If you Google the phrase “the world’s best office”, Google does something rather peculiar and returns results for the “coolest office”.
This isn’t an error on the part of the search engine, but instead it’s that the perception of reality regarding offices seems to be that the coolest offices are, by default, the very best ones. In any other context, that statement would be perceived as strange. A Google search on the world's best footballer would never lead to Carlos Valderrama.
If you switch to Google images, things become even clearer.
The majority of the images above show fancy lounge areas, entrances or conference rooms. They’re all visually pleasing, but it must be stressed that the important spaces in an office are where the work is done, and it’s telling that no one is actually doing any work in these images.

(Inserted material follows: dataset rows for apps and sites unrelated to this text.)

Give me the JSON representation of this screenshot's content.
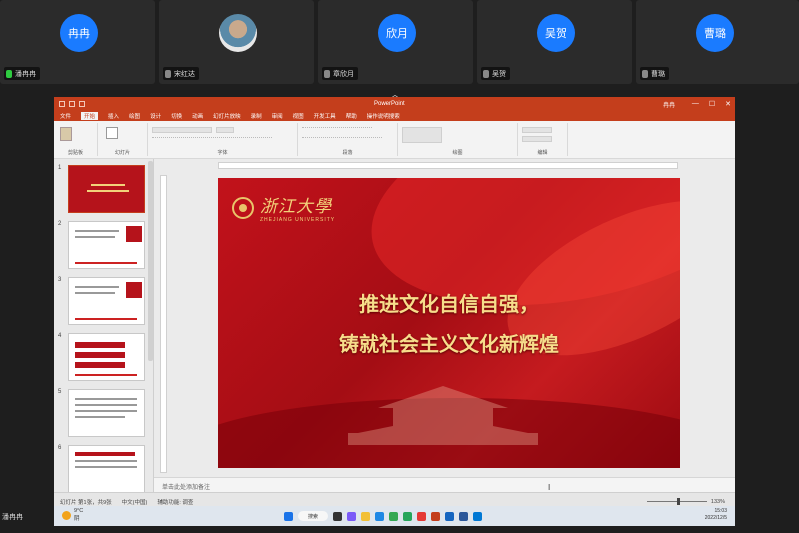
{
  "participants": [
    {
      "avatar_text": "冉冉",
      "name": "潘冉冉",
      "mic_on": true
    },
    {
      "avatar_text": "",
      "name": "宋红达",
      "mic_on": false
    },
    {
      "avatar_text": "欣月",
      "name": "章欣月",
      "mic_on": false
    },
    {
      "avatar_text": "吴贺",
      "name": "吴贺",
      "mic_on": false
    },
    {
      "avatar_text": "曹璐",
      "name": "曹璐",
      "mic_on": false
    }
  ],
  "window": {
    "app_title": "PowerPoint",
    "user": "冉冉"
  },
  "ribbon_tabs": [
    "文件",
    "开始",
    "插入",
    "绘图",
    "设计",
    "切换",
    "动画",
    "幻灯片放映",
    "录制",
    "审阅",
    "视图",
    "开发工具",
    "帮助",
    "操作说明搜索"
  ],
  "ribbon_groups": [
    "剪贴板",
    "幻灯片",
    "字体",
    "段落",
    "绘图",
    "编辑"
  ],
  "slide_numbers": [
    "1",
    "2",
    "3",
    "4",
    "5",
    "6"
  ],
  "slide": {
    "logo_cn": "浙江大學",
    "logo_en": "ZHEJIANG UNIVERSITY",
    "headline_1": "推进文化自信自强，",
    "headline_2": "铸就社会主义文化新辉煌"
  },
  "notes_placeholder": "单击此处添加备注",
  "status": {
    "slide_count": "幻灯片 第1张，共9张",
    "language": "中文(中国)",
    "accessibility": "辅助功能: 调查",
    "zoom": "133%"
  },
  "taskbar": {
    "weather_temp": "9°C",
    "weather_desc": "阴",
    "search": "搜索",
    "time": "15:03",
    "date": "2022/12/5"
  },
  "self_name": "潘冉冉",
  "colors": {
    "ppt_accent": "#c43e1c",
    "slide_red": "#b5131b",
    "headline_gold": "#f7dd8b",
    "avatar_blue": "#1a7bff"
  }
}
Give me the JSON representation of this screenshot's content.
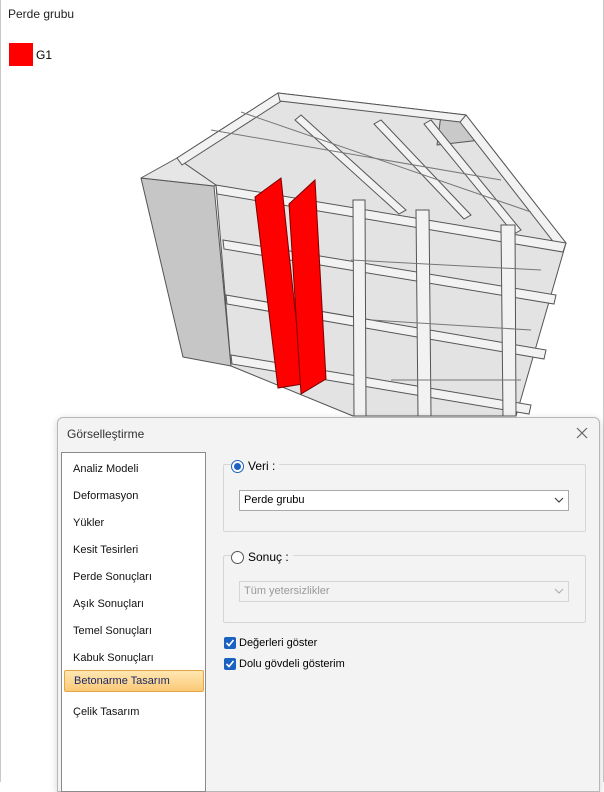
{
  "viewport": {
    "title": "Perde grubu",
    "legend": [
      {
        "label": "G1",
        "color": "#ff0000"
      }
    ]
  },
  "dialog": {
    "title": "Görselleştirme",
    "nav": {
      "items": [
        "Analiz Modeli",
        "Deformasyon",
        "Yükler",
        "Kesit Tesirleri",
        "Perde Sonuçları",
        "Aşık Sonuçları",
        "Temel Sonuçları",
        "Kabuk Sonuçları",
        "Betonarme Tasarım",
        "Çelik Tasarım"
      ],
      "selected": "Betonarme Tasarım"
    },
    "veri": {
      "label": "Veri :",
      "selected": true,
      "value": "Perde grubu"
    },
    "sonuc": {
      "label": "Sonuç :",
      "selected": false,
      "value": "Tüm yetersizlikler",
      "enabled": false
    },
    "checkboxes": [
      {
        "label": "Değerleri göster",
        "checked": true
      },
      {
        "label": "Dolu gövdeli gösterim",
        "checked": true
      }
    ]
  },
  "colors": {
    "accent": "#1a61c0",
    "highlight": "#ff0000",
    "structure": "#d9d9d9",
    "edge": "#555555"
  }
}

This suggests that the ‘coolest’ offices might admittedly look fantastic, but are they conducive to a productive workplace?
My name is Patrik Arnesson. I’m the CEO and Co-founder of Football Addicts, creators of live score and fan opinion app Forza Football, and this is a blog series that charts our company’s journey in creating the world’s best office. We embarked back in the summer of 2014, and it’s turned out be far more difficult than we initially expected. It was an expensive, time consuming lesson and we’ll share all the steps of the process, as well as all of the dos and don’ts, in this blog series.
There are many office awards for the best offices around the world, but the problem is that the judges are trying to do the impossible. The only people who can evaluate an office’s credentials are those who are actually working there. The definition of ‘best’ is for the employees to decide, because rather than visiting the office once for a special tour and demonstration, they’re going to be spending a considerable amount of their time in it.
When I’ve told people that we are going to create the world’s best office, they look at me like I’m an arrogant Swede. This is because people tend to think that:
1. In this context: the word ‘best’ equals ‘cool’, or the most expensive.
2. The judge will be a high-end architecture magazine, and not the employees themselves
Imagine a situation in which an external group of people decides what’s right or wrong with your workplace, and you’re not given a voice at all. Clearly, this is not the right way to go.
When you involve the employees in every part of the process, you realise that it’s achievable to create the world’s best office. Because in the end, what defines the best office is how well equipped it is for the employees to perform at their absolute best and reach their full potential.
“We want to build the world’s best football mobile app, and we’ll need the world’s best environment for creating this.”